|Leah Wong, 2014. Tyvek cutout wall hanging with|
ink surface enhancement and shadows. Ca.
35 x 24"
The swiftness of change is inspiring; the work itself is thrilling. Wong has presented herself as a painter in the two biannual shows I've seen, but now she shows paper cutting exclusively: small, three-dimensional cut paper tableaux in shadow boxes, and large cutout wall hangings with calligraphic ink drawing on their surfaces—the latter made from durable (and dustable) Tyvek, the same material used in home construction.
|Leah Wong, 2014. Small shadow box with|
|Leah Wong, 2014. Small shadow box|
with paper cutouts.
In dimensions both small and large, Wong's cutouts have the impetus and spontaneity of freehand drawing. The tendency for viewers of the larger works, especially, is to marvel over the painstaking labor of wielding the X-Acto knife for hour upon hour of precision cutting to produce lacy work on a great scale. And it should be no surprise that we wonder over levels of patience and skill that few of us possess.
|Leah Wong, detail of Tyvek wall hanging. NB the|
way the surface texture of the material itself has a
gestural quality that supports the energetic
movement of the cutout and calligraphic painting.
But the joy of Wong's work is that this controlled labor results in unfettered, dynamic gestures that zip through space. That the meticulous process results in such freedom and spontaneity in itself fills her work with life and significance. As Wong says in her artist's statement, "I explore the elements of volume, void, the gestures of hand on paper, light and shadow to transform and create new visual possibilities. The open-ended activity creates a conversation between lines and space." Not to mention, a conversation within the viewer, a push and pull of groundedness and yearning.
In the year past, Wong was invited to create two cut-out sculptures for a mall in Shanghai, where she also has a gallery.
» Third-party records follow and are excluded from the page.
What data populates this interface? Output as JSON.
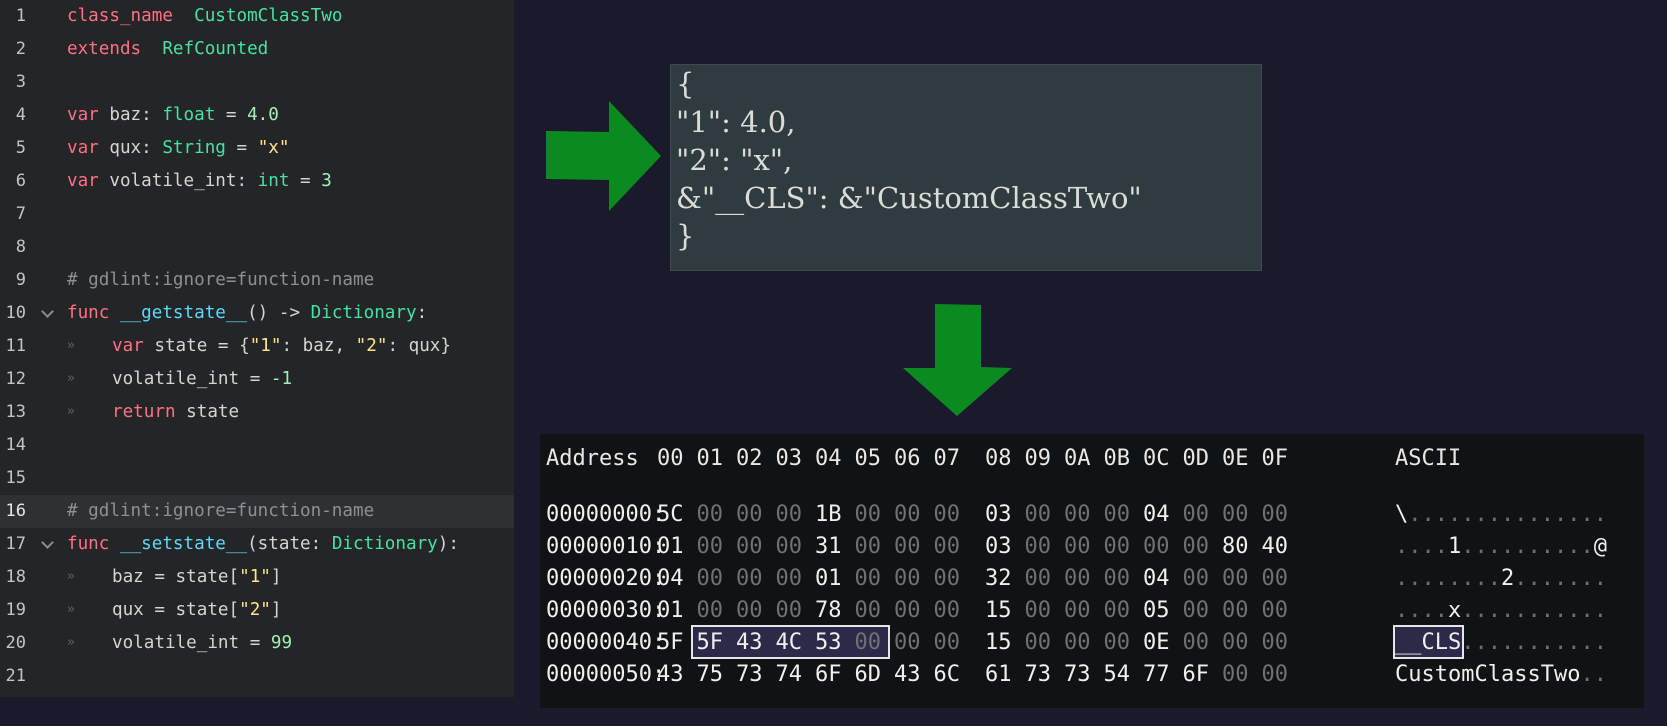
{
  "editor": {
    "lines": [
      {
        "n": "1",
        "parts": [
          [
            "kw",
            "class_name"
          ],
          [
            "",
            "  "
          ],
          [
            "ty",
            "CustomClassTwo"
          ]
        ]
      },
      {
        "n": "2",
        "parts": [
          [
            "kw",
            "extends"
          ],
          [
            "",
            "  "
          ],
          [
            "ty",
            "RefCounted"
          ]
        ]
      },
      {
        "n": "3",
        "parts": []
      },
      {
        "n": "4",
        "parts": [
          [
            "kw",
            "var"
          ],
          [
            "",
            " baz: "
          ],
          [
            "ty",
            "float"
          ],
          [
            "",
            " = "
          ],
          [
            "nu",
            "4.0"
          ]
        ]
      },
      {
        "n": "5",
        "parts": [
          [
            "kw",
            "var"
          ],
          [
            "",
            " qux: "
          ],
          [
            "ty",
            "String"
          ],
          [
            "",
            " = "
          ],
          [
            "st",
            "\"x\""
          ]
        ]
      },
      {
        "n": "6",
        "parts": [
          [
            "kw",
            "var"
          ],
          [
            "",
            " volatile_int: "
          ],
          [
            "ty",
            "int"
          ],
          [
            "",
            " = "
          ],
          [
            "nu",
            "3"
          ]
        ]
      },
      {
        "n": "7",
        "parts": []
      },
      {
        "n": "8",
        "parts": []
      },
      {
        "n": "9",
        "parts": [
          [
            "cm",
            "# gdlint:ignore=function-name"
          ]
        ]
      },
      {
        "n": "10",
        "fold": true,
        "parts": [
          [
            "kw",
            "func"
          ],
          [
            "",
            " "
          ],
          [
            "fn",
            "__getstate__"
          ],
          [
            "",
            "() -> "
          ],
          [
            "ty",
            "Dictionary"
          ],
          [
            "",
            ":"
          ]
        ]
      },
      {
        "n": "11",
        "indent": true,
        "parts": [
          [
            "kw",
            "var"
          ],
          [
            "",
            " state = {"
          ],
          [
            "st",
            "\"1\""
          ],
          [
            "",
            ": baz, "
          ],
          [
            "st",
            "\"2\""
          ],
          [
            "",
            ": qux}"
          ]
        ]
      },
      {
        "n": "12",
        "indent": true,
        "parts": [
          [
            "",
            "volatile_int = "
          ],
          [
            "nu",
            "-1"
          ]
        ]
      },
      {
        "n": "13",
        "indent": true,
        "parts": [
          [
            "kw",
            "return"
          ],
          [
            "",
            " state"
          ]
        ]
      },
      {
        "n": "14",
        "parts": []
      },
      {
        "n": "15",
        "parts": []
      },
      {
        "n": "16",
        "current": true,
        "parts": [
          [
            "cm",
            "# gdlint:ignore=function-name"
          ]
        ]
      },
      {
        "n": "17",
        "fold": true,
        "parts": [
          [
            "kw",
            "func"
          ],
          [
            "",
            " "
          ],
          [
            "fn",
            "__setstate__"
          ],
          [
            "",
            "(state: "
          ],
          [
            "ty",
            "Dictionary"
          ],
          [
            "",
            "):"
          ]
        ]
      },
      {
        "n": "18",
        "indent": true,
        "parts": [
          [
            "",
            "baz = state["
          ],
          [
            "st",
            "\"1\""
          ],
          [
            "",
            "]"
          ]
        ]
      },
      {
        "n": "19",
        "indent": true,
        "parts": [
          [
            "",
            "qux = state["
          ],
          [
            "st",
            "\"2\""
          ],
          [
            "",
            "]"
          ]
        ]
      },
      {
        "n": "20",
        "indent": true,
        "parts": [
          [
            "",
            "volatile_int = "
          ],
          [
            "nu",
            "99"
          ]
        ]
      },
      {
        "n": "21",
        "parts": []
      }
    ],
    "indent_glyph": "»"
  },
  "json_box": {
    "lines": [
      "{",
      "\"1\": 4.0,",
      "\"2\": \"x\",",
      "&\"__CLS\": &\"CustomClassTwo\"",
      "}"
    ]
  },
  "hex": {
    "header": {
      "address": "Address",
      "cols": [
        "00",
        "01",
        "02",
        "03",
        "04",
        "05",
        "06",
        "07",
        "08",
        "09",
        "0A",
        "0B",
        "0C",
        "0D",
        "0E",
        "0F"
      ],
      "ascii": "ASCII"
    },
    "rows": [
      {
        "addr": "00000000:",
        "bytes": [
          "5C",
          "00",
          "00",
          "00",
          "1B",
          "00",
          "00",
          "00",
          "03",
          "00",
          "00",
          "00",
          "04",
          "00",
          "00",
          "00"
        ],
        "ascii": "\\..............."
      },
      {
        "addr": "00000010:",
        "bytes": [
          "01",
          "00",
          "00",
          "00",
          "31",
          "00",
          "00",
          "00",
          "03",
          "00",
          "00",
          "00",
          "00",
          "00",
          "80",
          "40"
        ],
        "ascii": "....1..........@"
      },
      {
        "addr": "00000020:",
        "bytes": [
          "04",
          "00",
          "00",
          "00",
          "01",
          "00",
          "00",
          "00",
          "32",
          "00",
          "00",
          "00",
          "04",
          "00",
          "00",
          "00"
        ],
        "ascii": "........2......."
      },
      {
        "addr": "00000030:",
        "bytes": [
          "01",
          "00",
          "00",
          "00",
          "78",
          "00",
          "00",
          "00",
          "15",
          "00",
          "00",
          "00",
          "05",
          "00",
          "00",
          "00"
        ],
        "ascii": "....x..........."
      },
      {
        "addr": "00000040:",
        "bytes": [
          "5F",
          "5F",
          "43",
          "4C",
          "53",
          "00",
          "00",
          "00",
          "15",
          "00",
          "00",
          "00",
          "0E",
          "00",
          "00",
          "00"
        ],
        "ascii": "__CLS...........",
        "highlight": true
      },
      {
        "addr": "00000050:",
        "bytes": [
          "43",
          "75",
          "73",
          "74",
          "6F",
          "6D",
          "43",
          "6C",
          "61",
          "73",
          "73",
          "54",
          "77",
          "6F",
          "00",
          "00"
        ],
        "ascii": "CustomClassTwo.."
      }
    ]
  },
  "colors": {
    "arrow": "#0b8a1f",
    "editor_bg": "#242526",
    "json_bg": "#2f3b3e",
    "hex_bg": "#111213",
    "page_bg": "#1a1a2c"
  }
}
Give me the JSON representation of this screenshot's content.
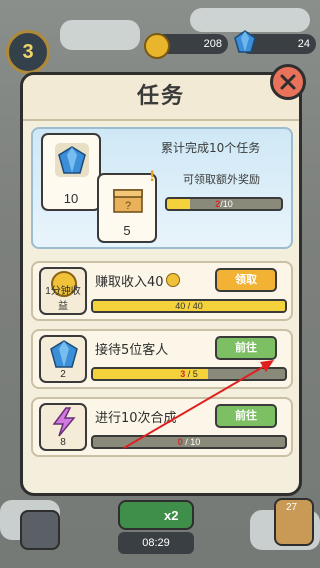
{
  "hud": {
    "level": "3",
    "coins": "208",
    "gems": "24"
  },
  "dialog": {
    "title": "任务",
    "banner": {
      "gem_reward": "10",
      "box_reward": "5",
      "title": "累计完成10个任务",
      "subtitle": "可领取额外奖励",
      "progress_current": "2",
      "progress_total": "/10",
      "progress_fraction": 0.2
    },
    "tasks": [
      {
        "icon": "gold-coin-icon",
        "icon_label": "1分钟收益",
        "title": "赚取收入40",
        "button": "领取",
        "progress_current": "40",
        "progress_total": " / 40",
        "progress_fraction": 1.0
      },
      {
        "icon": "blue-gem-icon",
        "icon_label": "2",
        "title": "接待5位客人",
        "button": "前往",
        "progress_current": "3",
        "progress_total": " / 5",
        "progress_fraction": 0.6
      },
      {
        "icon": "purple-lightning-icon",
        "icon_label": "8",
        "title": "进行10次合成",
        "button": "前往",
        "progress_current": "0",
        "progress_total": " / 10",
        "progress_fraction": 0.0
      }
    ]
  },
  "bottom": {
    "timer": "08:29",
    "multiplier": "x2",
    "badge": "27"
  },
  "colors": {
    "accent_yellow": "#f3d23b",
    "button_green": "#7cc063",
    "button_orange": "#f2b233",
    "close_red": "#e8735a",
    "annotation_red": "#e02020"
  }
}
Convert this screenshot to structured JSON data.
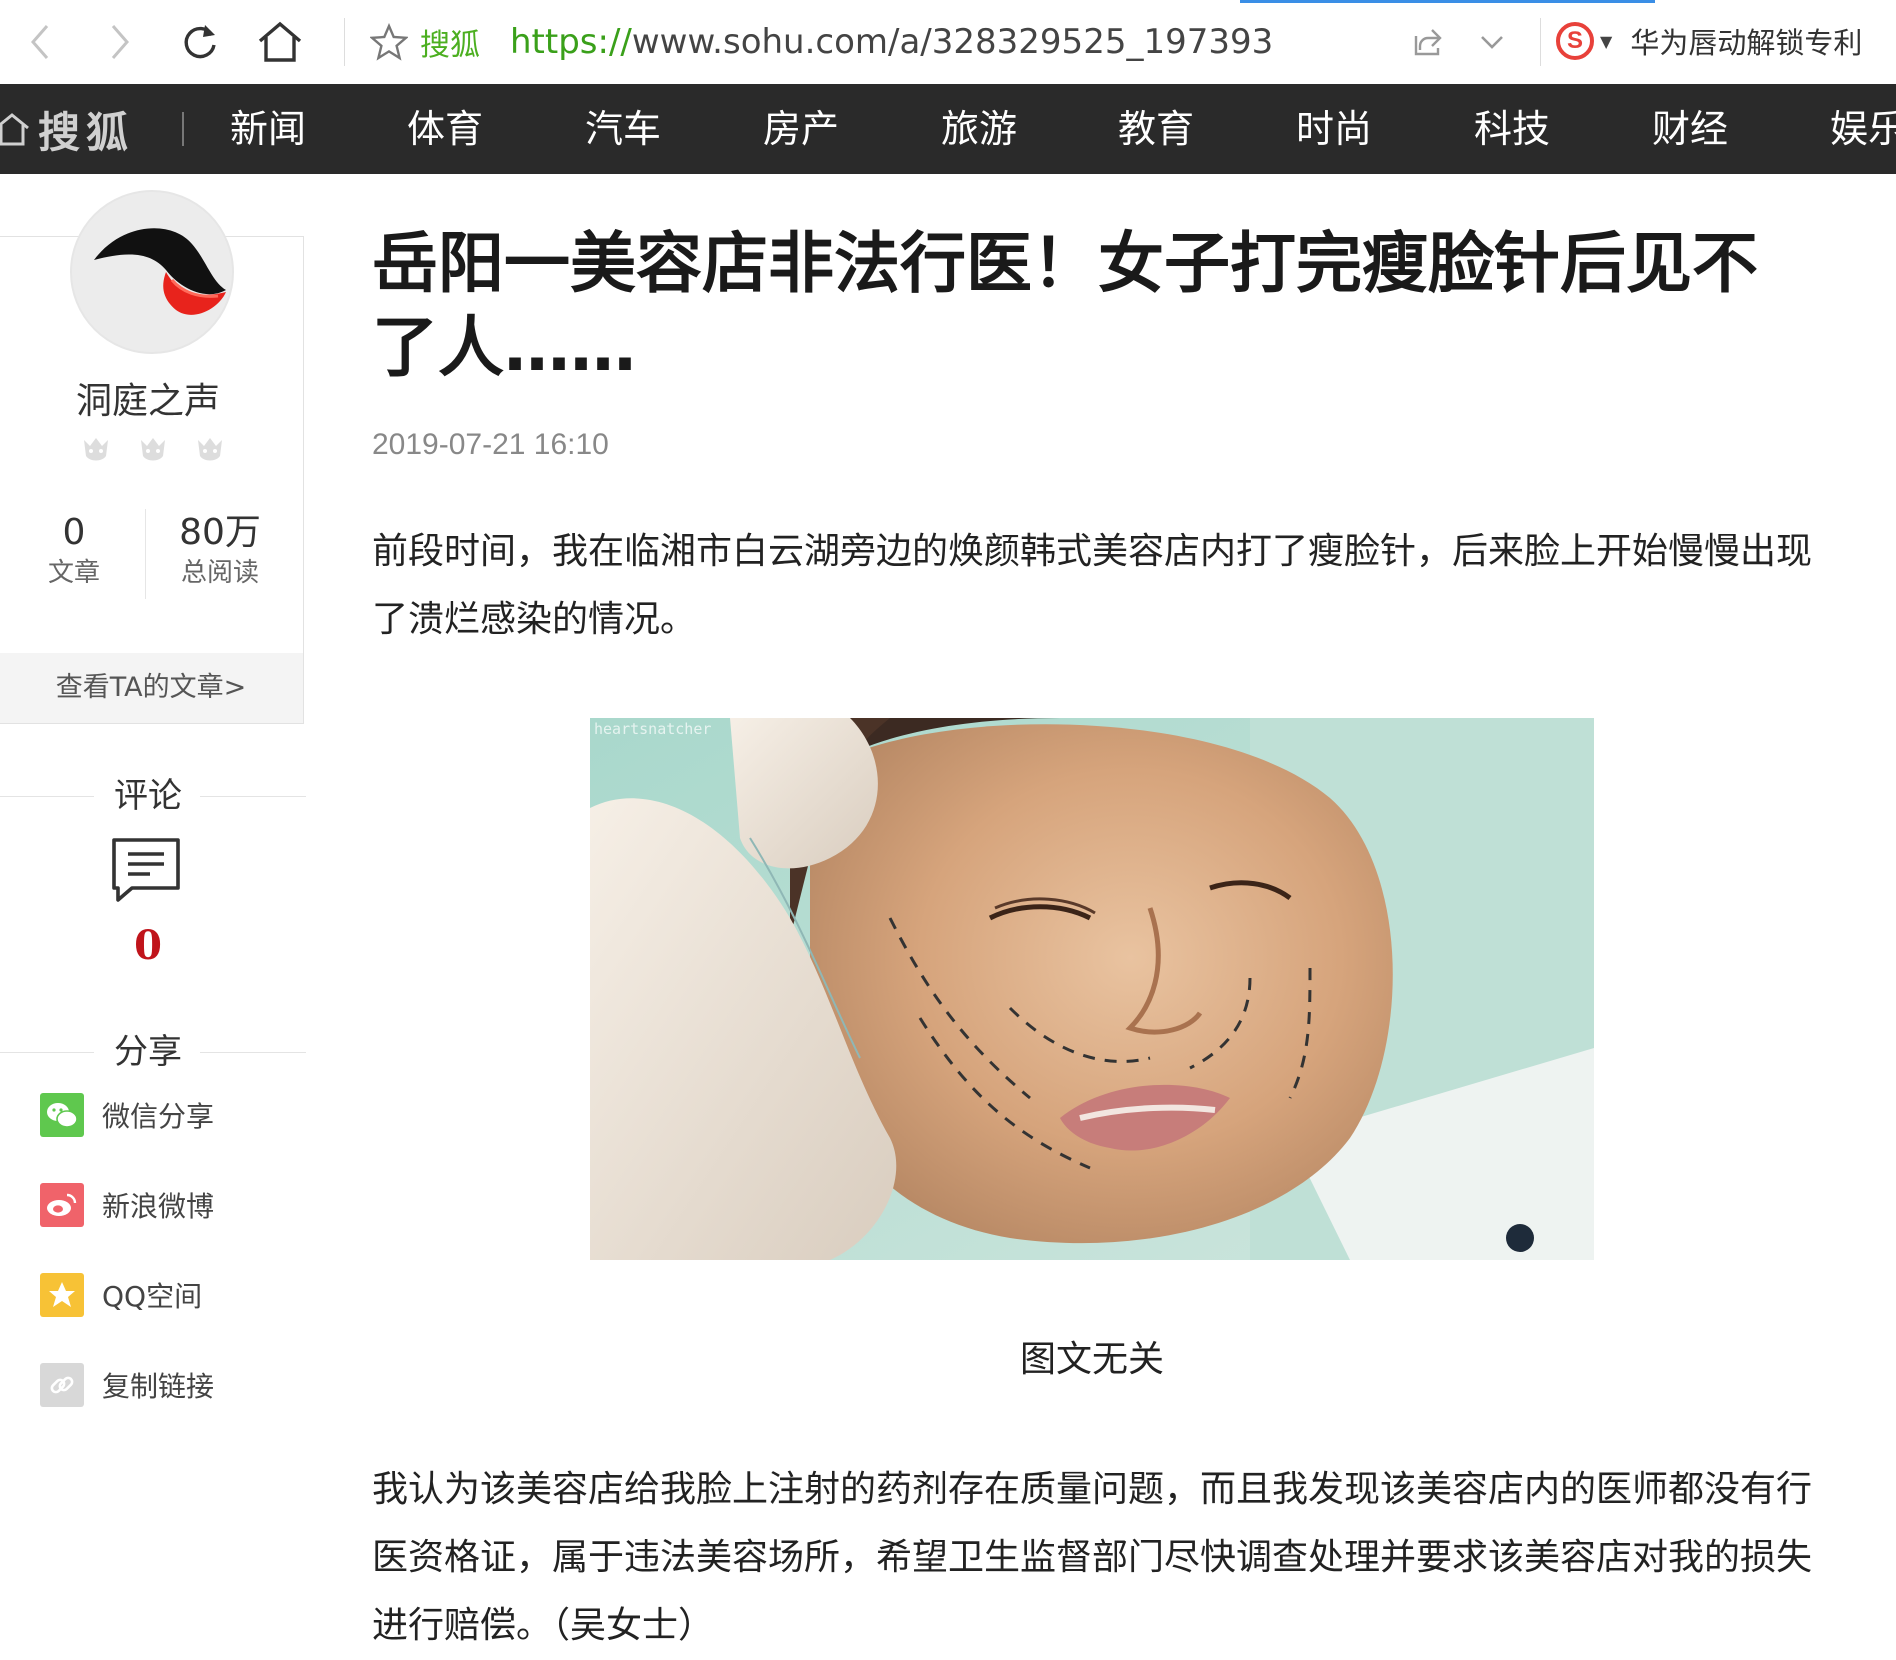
{
  "browser": {
    "site_name": "搜狐",
    "url_protocol": "https://",
    "url_rest": "www.sohu.com/a/328329525_197393",
    "search_engine_logo": "S",
    "search_hint": "华为唇动解锁专利",
    "icons": [
      "back-icon",
      "forward-icon",
      "reload-icon",
      "home-icon",
      "star-icon",
      "share-icon",
      "chevron-down-icon",
      "sogou-icon"
    ]
  },
  "nav": {
    "logo_text": "搜狐",
    "items": [
      "新闻",
      "体育",
      "汽车",
      "房产",
      "旅游",
      "教育",
      "时尚",
      "科技",
      "财经",
      "娱乐"
    ]
  },
  "author": {
    "name": "洞庭之声",
    "articles_count": "0",
    "articles_label": "文章",
    "reads_count": "80万",
    "reads_label": "总阅读",
    "view_articles": "查看TA的文章>"
  },
  "comments": {
    "title": "评论",
    "count": "0"
  },
  "share": {
    "title": "分享",
    "items": [
      {
        "label": "微信分享",
        "icon": "wechat-icon",
        "color": "#5fc84e"
      },
      {
        "label": "新浪微博",
        "icon": "weibo-icon",
        "color": "#f0636a"
      },
      {
        "label": "QQ空间",
        "icon": "qzone-icon",
        "color": "#f7c236"
      },
      {
        "label": "复制链接",
        "icon": "link-icon",
        "color": "#d8d8d8"
      }
    ]
  },
  "article": {
    "title": "岳阳一美容店非法行医！女子打完瘦脸针后见不了人……",
    "date": "2019-07-21 16:10",
    "paragraph1": "前段时间，我在临湘市白云湖旁边的焕颜韩式美容店内打了瘦脸针，后来脸上开始慢慢出现了溃烂感染的情况。",
    "image_watermark": "heartsnatcher",
    "image_caption": "图文无关",
    "paragraph2": "我认为该美容店给我脸上注射的药剂存在质量问题，而且我发现该美容店内的医师都没有行医资格证，属于违法美容场所，希望卫生监督部门尽快调查处理并要求该美容店对我的损失进行赔偿。（吴女士）"
  },
  "colors": {
    "nav_bg": "#2a2a2a",
    "url_green": "#3aa01a",
    "comment_red": "#c0141b"
  }
}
Workers built the armature, but Wong herself made each enormous piece by hand, the same way she makes every other piece—the shadow boxes and the wall hangings—with an X-Acto knife, cutting spaces with the material spread out across a work table so large that she has to stand on tip-toes to get a sense of how it's shaping up.
|Leah Wong, 2014. Installation in Shaghai, China shopping mall.|
|Point of comparison: Chinese antique|
carved rosewood box show in
Ai Wei Wei's "According to What?"
Why paper cutting? In her exemplary artist's talk at the opening of 360º, Wong explained that this is a traditional Chinese craft practiced by children. Throughout her own childhood, Wong would relax after school by sitting and cutting paper. When she attended China Academy of Art in Hangzhou, her attention was drawn to the foreign, and she undertook oil painting, for which there is nothing comparable in China. After marrying an American, she entered the MFA program at Ohio University as a painter. Faced with every artist's challenge to "know who you are," she struggled, but would relax and reflect by retreating to her childhood pastime of paper and scissors. Perhaps, she discovered, this had something to do with who she was?
Such exuberance, energy, and expansive definition in this work—all driven by heart and a daring spirit. It's highly enjoyable work, but it is much more than pretty. The powerful lines spin the viewer beyond the works' edges, launching us with their momentum into our own explorations, inner or outer.
The "knowing who you are" struck me in another way as I considered the one aggressively three-dimensional work in 360º, "Autumn Sunset."
|Leah Wong, 2914. Installation, Autumn Sunset. Hand cut Tyvek.|
|Night at the Chihuly Studio, Seattle, Washington.|
The Chihuly works are made in industrial workshops. Many artisans craft the elements of these sculptures, which Chihuly then selects and gathers together as a decorator fashions a bouquet. Wong's work develops organically from her own hand and eye. Every element of the sculpture is handmade. The cloud gathers, the sun bursts from her mind and process. So even when she makes similar pieces, the gestures and the energy have to be generated anew, every single time. They are never prefabricated, but discovered as they arise from the artist's vitality.
Will Wong find the force to make these forever? Few artists stay with one process, unchanged by new impulses drawing them in new directions. Wong seems to have a phenomenal fund of stored electrical excitement to be transferred into this work.